Having taken enough varying exposures to cover the full tonal range of the scene, the five RAW files were loaded into Photomatix Pro HDR (High Dynamic Range) software and processed into a single 32bit radiance file which contained all the tonal information contained in the five original files.
This radiance file was then tonemapped in Photomatix to give a 16 bit TIFF file suitable for further work in Photoshop.
Tone mapping can result in some pretty wacky images, but that wasn't my intention. When I'm using this technique what I am after is an image with a smooth tonal range, indicated by a centered histogram that isn't clipped in either the highlights or the shadows. This then gives the best material to work with in Photoshop, where the image will be brought into its final state through the use of layers and masks.
The TIFF file that was generated from Photomatix tonemapping is shown here.
As you can see, it's pretty bland as this stage, with low contrast and saturation, but that's good as such an image has plenty of scope for enhancement without blowing out colours or contrast.
Once this TIFF file had been imported into Photoshop I started creation of the .PSD master file. I always create master files for all the images I work on so I have a complete, undoable history for any image.
For a more in-depth explanation of my general workflow click here.
The first step in processing this image was deciding on a crop.

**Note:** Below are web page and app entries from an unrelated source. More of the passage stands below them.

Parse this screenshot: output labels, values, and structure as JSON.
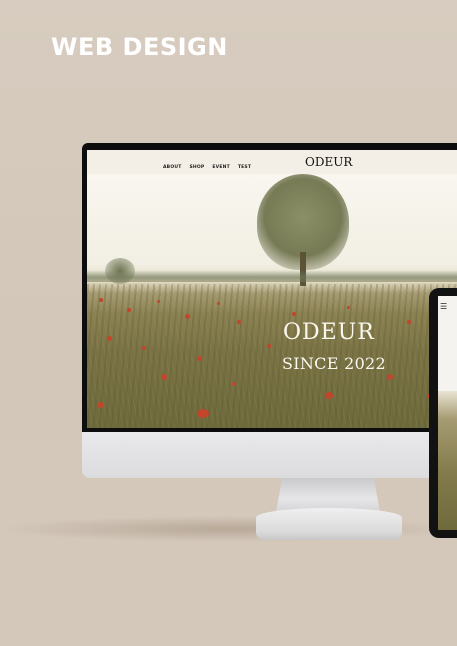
{
  "section_title": "WEB DESIGN",
  "site": {
    "logo": "ODEUR",
    "nav": [
      "ABOUT",
      "SHOP",
      "EVENT",
      "TEST"
    ],
    "hero_title": "ODEUR",
    "hero_subtitle": "SINCE 2022"
  },
  "phone": {
    "menu_icon": "☰"
  },
  "colors": {
    "background": "#d6cbbe",
    "title_text": "#ffffff",
    "poppy": "#c2452c"
  },
  "icons": [
    "hamburger-menu-icon"
  ]
}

To my eye, the 6x4 composition out of the camera didn't really emphasise the trees that I wanted as the focal point of the image, and the foreground took up too much space for the level of detail it contained (which wasn't much). Also, I had a nice diagonal line running up from the lower right of the image, but it didn't start at the exact corner of the frame, which is usually a better place for such a feature to start from.

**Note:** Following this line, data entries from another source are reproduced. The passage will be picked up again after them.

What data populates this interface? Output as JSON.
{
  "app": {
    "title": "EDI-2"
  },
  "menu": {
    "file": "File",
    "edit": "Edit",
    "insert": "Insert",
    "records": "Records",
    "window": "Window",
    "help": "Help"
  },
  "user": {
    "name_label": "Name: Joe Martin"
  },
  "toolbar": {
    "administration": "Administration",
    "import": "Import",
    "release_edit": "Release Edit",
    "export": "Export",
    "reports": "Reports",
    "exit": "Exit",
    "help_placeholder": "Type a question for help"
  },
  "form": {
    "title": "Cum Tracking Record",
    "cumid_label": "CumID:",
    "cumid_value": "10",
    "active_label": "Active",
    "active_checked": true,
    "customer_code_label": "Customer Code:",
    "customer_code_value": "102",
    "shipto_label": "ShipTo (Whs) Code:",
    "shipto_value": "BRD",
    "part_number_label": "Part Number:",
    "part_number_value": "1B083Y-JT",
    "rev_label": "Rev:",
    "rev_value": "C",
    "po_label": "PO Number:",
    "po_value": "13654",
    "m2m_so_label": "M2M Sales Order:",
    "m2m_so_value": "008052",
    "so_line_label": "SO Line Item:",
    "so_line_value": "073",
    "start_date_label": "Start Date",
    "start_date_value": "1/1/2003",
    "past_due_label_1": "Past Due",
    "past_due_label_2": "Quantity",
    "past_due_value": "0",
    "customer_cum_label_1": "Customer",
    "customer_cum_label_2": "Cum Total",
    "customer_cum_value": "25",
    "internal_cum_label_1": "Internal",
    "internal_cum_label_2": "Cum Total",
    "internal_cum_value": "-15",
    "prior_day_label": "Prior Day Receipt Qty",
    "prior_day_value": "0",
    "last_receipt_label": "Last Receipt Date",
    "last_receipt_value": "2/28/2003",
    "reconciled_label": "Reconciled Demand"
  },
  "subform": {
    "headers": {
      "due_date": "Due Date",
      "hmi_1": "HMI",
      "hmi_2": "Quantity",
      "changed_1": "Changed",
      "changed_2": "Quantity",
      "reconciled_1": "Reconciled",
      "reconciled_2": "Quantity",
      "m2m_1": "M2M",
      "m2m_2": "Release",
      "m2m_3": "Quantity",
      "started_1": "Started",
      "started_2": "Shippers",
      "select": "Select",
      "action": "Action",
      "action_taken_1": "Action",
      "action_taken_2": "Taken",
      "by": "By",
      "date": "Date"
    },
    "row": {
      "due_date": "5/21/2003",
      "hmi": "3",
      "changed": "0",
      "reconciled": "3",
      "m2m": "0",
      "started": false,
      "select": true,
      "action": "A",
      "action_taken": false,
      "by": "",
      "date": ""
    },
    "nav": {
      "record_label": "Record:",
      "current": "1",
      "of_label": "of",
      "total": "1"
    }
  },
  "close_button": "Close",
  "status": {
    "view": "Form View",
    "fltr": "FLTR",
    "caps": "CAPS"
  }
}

These problems were solved with a simple crop of the image to 5x4 format, with the eye now being drawn much more readily to the trees, and the diagonal riverbank line now starting in the corner of the frame.
Having cropped the image, the next steps in the image processing involve correcting various errors introduced during the actual taking of the original photographs and the subsequent HDR processing.
Here is a screen shot showing the master file with all the layeys shown, but only the first 'correction' layers turned on.
In this stage, working from the bottom up, I've cloned out dust spots, enhanced the local contrast, sharpened the image a little to compensate for the effect of the anti-aliasing filter over the camera's sensor and boosted contrast and saturation using by using the 'multiply' layer blend mode at 50% opacity.
In the second stage of the image optimisation I made global adjustments to contrast using the shadow-highlight control, brightening the shadows and turning down the highlights. I also crisped up the details a little using the high pass filter set to 'overlay' blend mode. Following that I used a levels adjustment layer to set a suitable black and white point for the image and finally in this stage I used a curves adjustment layer to set the grey point.
As you can see, the tonal range, contrast and colour of the image is now starting to emerge.
In these final processing stages I fine tuned the colours of the image using selective colour adjustment layers and saturation layers, enhancing the red of the sandstone and the green of the trees, while increasing the colour saturation in the shadow areas. Carefully applied layer masked were used to limit these effects to the areas of the composition that required them.
Finally, for this round of enhancements, I added my usual copyright watermark so everyone knows who made this image!
But that won't be the end of the story, as these enhancements and optimisations only serve to make the image look good on screen. When I come to print this picture I will need another set of layers in the master file, on top of those shown here, in order to make the print match the 'on-screen' version of the image as closely as possible.
What a game! But it's worth making an effort for a picture one has flown halfway around the world to take!
All content copyright © Howard Litherland 2009-2018 unless otherwise stated.